:: Information given ::

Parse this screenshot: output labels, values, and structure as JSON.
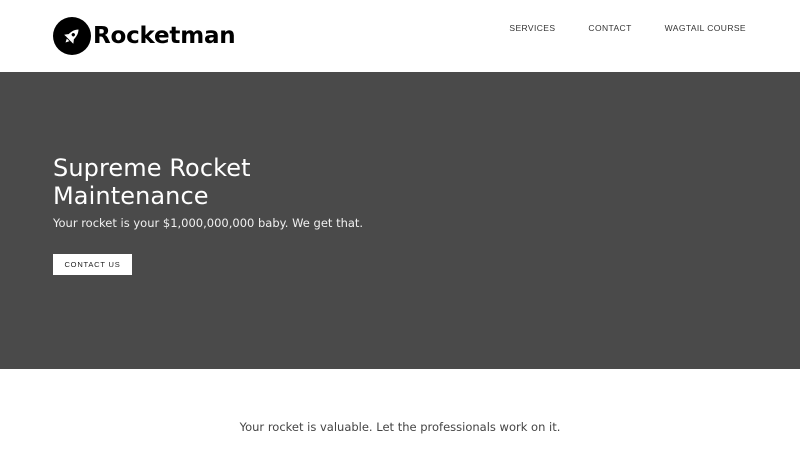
{
  "header": {
    "brand_name": "Rocketman",
    "logo_icon": "rocket-icon",
    "nav": [
      {
        "label": "SERVICES"
      },
      {
        "label": "CONTACT"
      },
      {
        "label": "WAGTAIL COURSE"
      }
    ]
  },
  "hero": {
    "title": "Supreme Rocket Maintenance",
    "subtitle": "Your rocket is your $1,000,000,000 baby. We get that.",
    "cta_label": "CONTACT US",
    "background_color": "#4a4a4a"
  },
  "intro": {
    "tagline": "Your rocket is valuable. Let the professionals work on it."
  }
}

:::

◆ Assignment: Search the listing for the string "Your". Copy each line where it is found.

◆ Solved exercise:
    "subtitle": "Your rocket is your $1,000,000,000 baby. We get that.",
    "tagline": "Your rocket is valuable. Let the professionals work on it."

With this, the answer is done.